Items from an interface collection:
* * * *

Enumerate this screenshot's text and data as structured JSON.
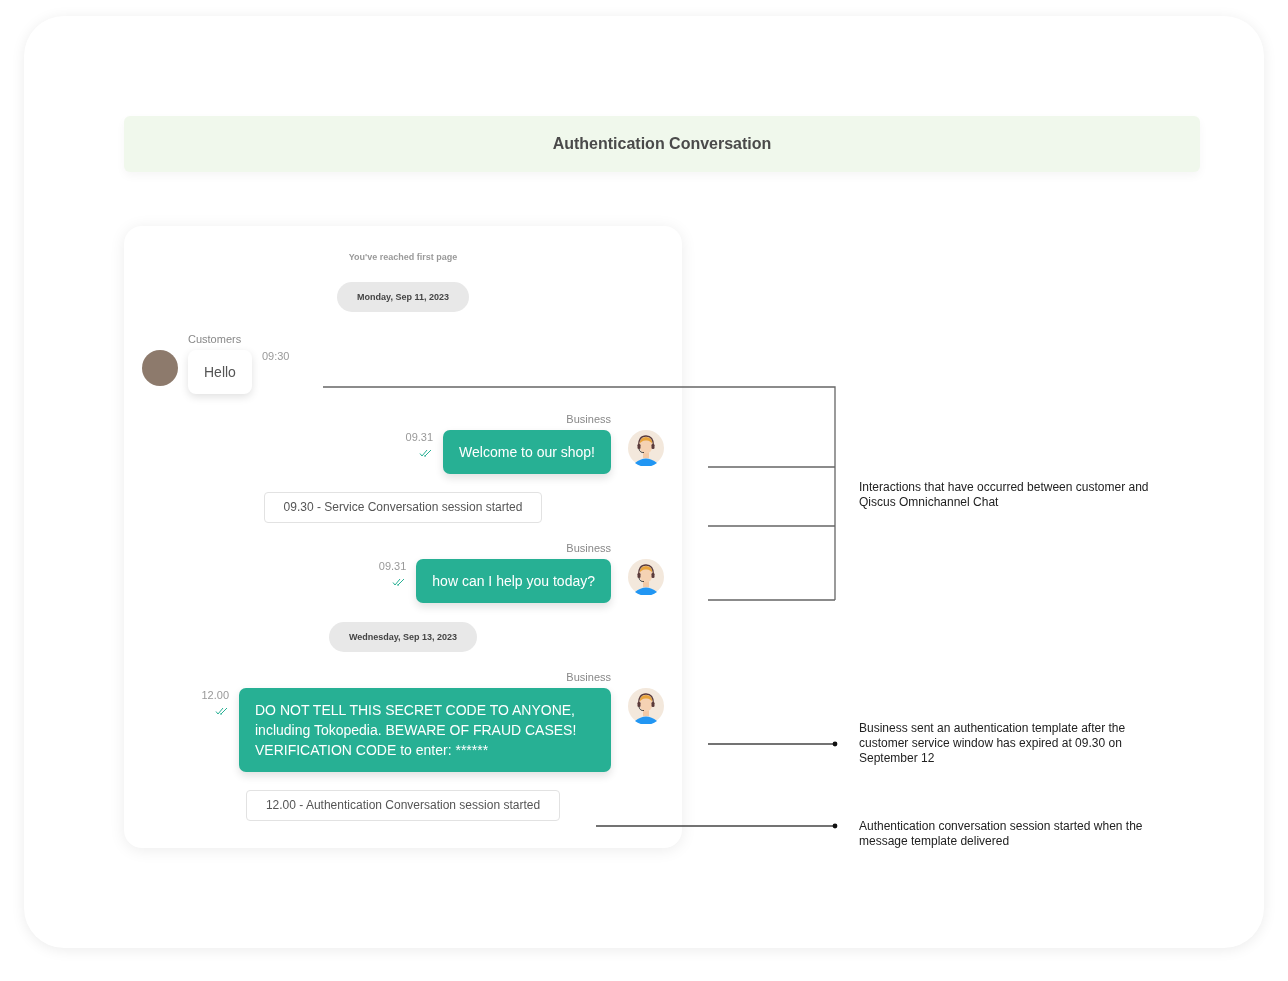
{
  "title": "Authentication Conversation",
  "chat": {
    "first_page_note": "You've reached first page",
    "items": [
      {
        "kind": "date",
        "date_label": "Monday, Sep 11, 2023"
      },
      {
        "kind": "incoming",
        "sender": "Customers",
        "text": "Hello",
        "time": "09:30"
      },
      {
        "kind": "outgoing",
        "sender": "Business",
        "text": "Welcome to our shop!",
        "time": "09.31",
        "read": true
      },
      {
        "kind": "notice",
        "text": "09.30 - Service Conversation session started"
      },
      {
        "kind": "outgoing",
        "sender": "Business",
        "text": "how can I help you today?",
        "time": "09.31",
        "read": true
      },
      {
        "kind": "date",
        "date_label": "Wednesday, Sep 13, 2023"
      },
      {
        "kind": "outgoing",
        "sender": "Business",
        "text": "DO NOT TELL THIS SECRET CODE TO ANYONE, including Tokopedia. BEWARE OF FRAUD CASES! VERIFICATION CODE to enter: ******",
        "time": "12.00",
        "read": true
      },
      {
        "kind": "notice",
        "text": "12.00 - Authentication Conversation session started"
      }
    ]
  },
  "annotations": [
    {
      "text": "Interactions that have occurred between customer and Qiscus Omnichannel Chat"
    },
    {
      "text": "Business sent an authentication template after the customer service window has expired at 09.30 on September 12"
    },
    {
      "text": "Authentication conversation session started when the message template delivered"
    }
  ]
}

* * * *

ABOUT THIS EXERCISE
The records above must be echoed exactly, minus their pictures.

PROBLEM SOLUTION
Enumerate this screenshot's text and data as structured JSON.
{
  "title": "Authentication Conversation",
  "chat": {
    "first_page_note": "You've reached first page",
    "items": [
      {
        "kind": "date",
        "date_label": "Monday, Sep 11, 2023"
      },
      {
        "kind": "incoming",
        "sender": "Customers",
        "text": "Hello",
        "time": "09:30"
      },
      {
        "kind": "outgoing",
        "sender": "Business",
        "text": "Welcome to our shop!",
        "time": "09.31",
        "read": true
      },
      {
        "kind": "notice",
        "text": "09.30 - Service Conversation session started"
      },
      {
        "kind": "outgoing",
        "sender": "Business",
        "text": "how can I help you today?",
        "time": "09.31",
        "read": true
      },
      {
        "kind": "date",
        "date_label": "Wednesday, Sep 13, 2023"
      },
      {
        "kind": "outgoing",
        "sender": "Business",
        "text": "DO NOT TELL THIS SECRET CODE TO ANYONE, including Tokopedia. BEWARE OF FRAUD CASES! VERIFICATION CODE to enter: ******",
        "time": "12.00",
        "read": true
      },
      {
        "kind": "notice",
        "text": "12.00 - Authentication Conversation session started"
      }
    ]
  },
  "annotations": [
    {
      "text": "Interactions that have occurred between customer and Qiscus Omnichannel Chat"
    },
    {
      "text": "Business sent an authentication template after the customer service window has expired at 09.30 on September 12"
    },
    {
      "text": "Authentication conversation session started when the message template delivered"
    }
  ]
}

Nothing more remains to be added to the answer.